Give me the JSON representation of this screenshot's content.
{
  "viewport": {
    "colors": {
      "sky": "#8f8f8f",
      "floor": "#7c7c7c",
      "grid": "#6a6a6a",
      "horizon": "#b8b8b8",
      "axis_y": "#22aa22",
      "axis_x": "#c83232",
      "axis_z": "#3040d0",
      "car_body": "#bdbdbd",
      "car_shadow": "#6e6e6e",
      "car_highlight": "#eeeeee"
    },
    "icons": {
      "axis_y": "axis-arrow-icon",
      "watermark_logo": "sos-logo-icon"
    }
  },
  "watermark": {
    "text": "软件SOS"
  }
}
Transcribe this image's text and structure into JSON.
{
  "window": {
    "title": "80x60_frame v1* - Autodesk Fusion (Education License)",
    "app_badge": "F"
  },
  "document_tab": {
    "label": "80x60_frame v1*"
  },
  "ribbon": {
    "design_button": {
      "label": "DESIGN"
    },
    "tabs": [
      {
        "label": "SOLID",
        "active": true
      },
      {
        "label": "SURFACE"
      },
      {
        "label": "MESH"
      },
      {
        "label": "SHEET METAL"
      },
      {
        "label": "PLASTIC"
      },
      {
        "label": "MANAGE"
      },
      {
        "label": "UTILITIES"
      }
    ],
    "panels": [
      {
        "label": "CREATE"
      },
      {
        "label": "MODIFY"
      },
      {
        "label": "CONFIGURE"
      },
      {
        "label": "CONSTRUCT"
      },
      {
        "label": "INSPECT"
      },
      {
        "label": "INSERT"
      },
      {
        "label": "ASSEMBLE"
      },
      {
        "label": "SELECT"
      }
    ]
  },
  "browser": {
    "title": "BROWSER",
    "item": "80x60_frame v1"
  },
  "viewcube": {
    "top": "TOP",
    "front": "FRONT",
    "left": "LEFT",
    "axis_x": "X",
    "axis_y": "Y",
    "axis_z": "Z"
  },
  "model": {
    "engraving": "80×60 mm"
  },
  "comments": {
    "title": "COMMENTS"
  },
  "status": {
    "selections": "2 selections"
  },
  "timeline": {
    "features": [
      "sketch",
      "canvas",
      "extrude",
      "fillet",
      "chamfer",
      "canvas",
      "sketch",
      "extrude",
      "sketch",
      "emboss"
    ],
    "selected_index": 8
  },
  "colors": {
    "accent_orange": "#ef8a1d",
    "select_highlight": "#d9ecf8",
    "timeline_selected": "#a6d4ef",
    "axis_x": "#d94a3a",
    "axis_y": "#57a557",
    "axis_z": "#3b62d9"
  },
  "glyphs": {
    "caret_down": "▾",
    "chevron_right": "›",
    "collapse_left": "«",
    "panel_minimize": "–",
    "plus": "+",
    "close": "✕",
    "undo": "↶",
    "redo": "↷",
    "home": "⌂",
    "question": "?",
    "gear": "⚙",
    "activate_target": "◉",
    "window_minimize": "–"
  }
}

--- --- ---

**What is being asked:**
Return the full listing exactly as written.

**Task answer:**
Give me the JSON representation of this screenshot's content.
{
  "viewport": {
    "colors": {
      "sky": "#8f8f8f",
      "floor": "#7c7c7c",
      "grid": "#6a6a6a",
      "horizon": "#b8b8b8",
      "axis_y": "#22aa22",
      "axis_x": "#c83232",
      "axis_z": "#3040d0",
      "car_body": "#bdbdbd",
      "car_shadow": "#6e6e6e",
      "car_highlight": "#eeeeee"
    },
    "icons": {
      "axis_y": "axis-arrow-icon",
      "watermark_logo": "sos-logo-icon"
    }
  },
  "watermark": {
    "text": "软件SOS"
  }
}
Transcribe this image's text and structure into JSON.
{
  "window": {
    "title": "80x60_frame v1* - Autodesk Fusion (Education License)",
    "app_badge": "F"
  },
  "document_tab": {
    "label": "80x60_frame v1*"
  },
  "ribbon": {
    "design_button": {
      "label": "DESIGN"
    },
    "tabs": [
      {
        "label": "SOLID",
        "active": true
      },
      {
        "label": "SURFACE"
      },
      {
        "label": "MESH"
      },
      {
        "label": "SHEET METAL"
      },
      {
        "label": "PLASTIC"
      },
      {
        "label": "MANAGE"
      },
      {
        "label": "UTILITIES"
      }
    ],
    "panels": [
      {
        "label": "CREATE"
      },
      {
        "label": "MODIFY"
      },
      {
        "label": "CONFIGURE"
      },
      {
        "label": "CONSTRUCT"
      },
      {
        "label": "INSPECT"
      },
      {
        "label": "INSERT"
      },
      {
        "label": "ASSEMBLE"
      },
      {
        "label": "SELECT"
      }
    ]
  },
  "browser": {
    "title": "BROWSER",
    "item": "80x60_frame v1"
  },
  "viewcube": {
    "top": "TOP",
    "front": "FRONT",
    "left": "LEFT",
    "axis_x": "X",
    "axis_y": "Y",
    "axis_z": "Z"
  },
  "model": {
    "engraving": "80×60 mm"
  },
  "comments": {
    "title": "COMMENTS"
  },
  "status": {
    "selections": "2 selections"
  },
  "timeline": {
    "features": [
      "sketch",
      "canvas",
      "extrude",
      "fillet",
      "chamfer",
      "canvas",
      "sketch",
      "extrude",
      "sketch",
      "emboss"
    ],
    "selected_index": 8
  },
  "colors": {
    "accent_orange": "#ef8a1d",
    "select_highlight": "#d9ecf8",
    "timeline_selected": "#a6d4ef",
    "axis_x": "#d94a3a",
    "axis_y": "#57a557",
    "axis_z": "#3b62d9"
  },
  "glyphs": {
    "caret_down": "▾",
    "chevron_right": "›",
    "collapse_left": "«",
    "panel_minimize": "–",
    "plus": "+",
    "close": "✕",
    "undo": "↶",
    "redo": "↷",
    "home": "⌂",
    "question": "?",
    "gear": "⚙",
    "activate_target": "◉",
    "window_minimize": "–"
  }
}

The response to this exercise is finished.